Depression is a word we hear a lot about, and it can be understood in many different ways, and effect people differently. Typically, depression might involve losing interest in things that are normally enjoyed, feeling tired and irritable, tearfulness, not being able to sleep or sleeping too much, wanting to be alone, and often feelings of guilt or worthlessness. Sometimes it can mean not feeling anything at all, and lacking in motivation. It can often be accompanied by anxiety. Depression can sometimes follow a change of some kind, such as the loss of a job or relationship, but sometimes it can just come out of the blue. Sometimes people may feel some of these things for a short time, but if they become persistent and interfere with life, work and relationships. it might be time to seek help.
How can Counselling help?
Counsellors will generally see depression as an emotional problem that has its roots in our relationships and circumstances. While it is true that depression can be caused by chemical imbalances, and can be treated by use of medication, it is equally true (as recent research in neuroscience is proving), that talking therapies can change the brain in a physical way, and can be as effective, if not more effective than medication. Sometimes a combination of medication and counselling can be appropriate.
Counselling will offer a safe, trusting relationship so that someone who is experiencing depression can begin to find new meaning, and talk about whatever it is they need to talk about. If there are other emotions connected to or causing the depression, such as grief, anger, or unresolved issues, counselling can help to unravel these and find new perspective. Being understood and accepted, rather then being told to “just pull yourself together” or “snap out of it” can be very empowering and the counsellor and the client can work together to find solutions to problems and move forward into a better sense of well being and functioning.
In my counselling work with depression, I work with each client as a unique individual and we look for the way forward together. This might involve learning more about depression in general as well as exploring the aspects of depression that are unique to each particular person.
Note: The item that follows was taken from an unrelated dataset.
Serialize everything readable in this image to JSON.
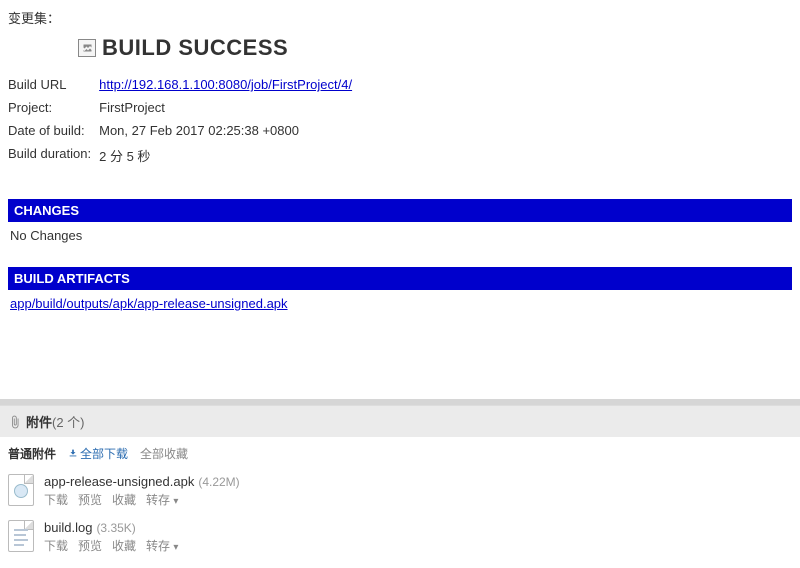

By understanding the depression and its effects, and how it fits into other aspects of emotional life, ways can be found to reduce those effects and move forward.
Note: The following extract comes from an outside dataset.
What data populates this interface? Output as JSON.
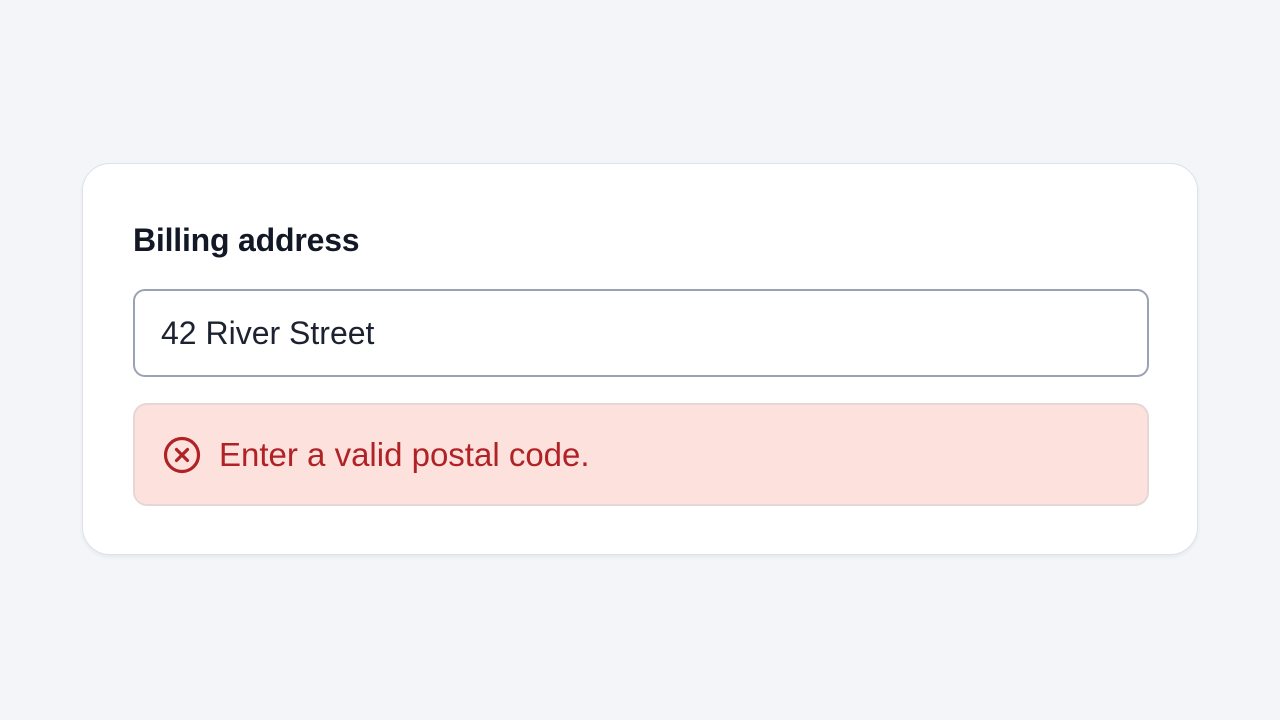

If you have any questions that are not answered here, or would like to book an initial session to look at finding a way forward for you, feel free to contact me.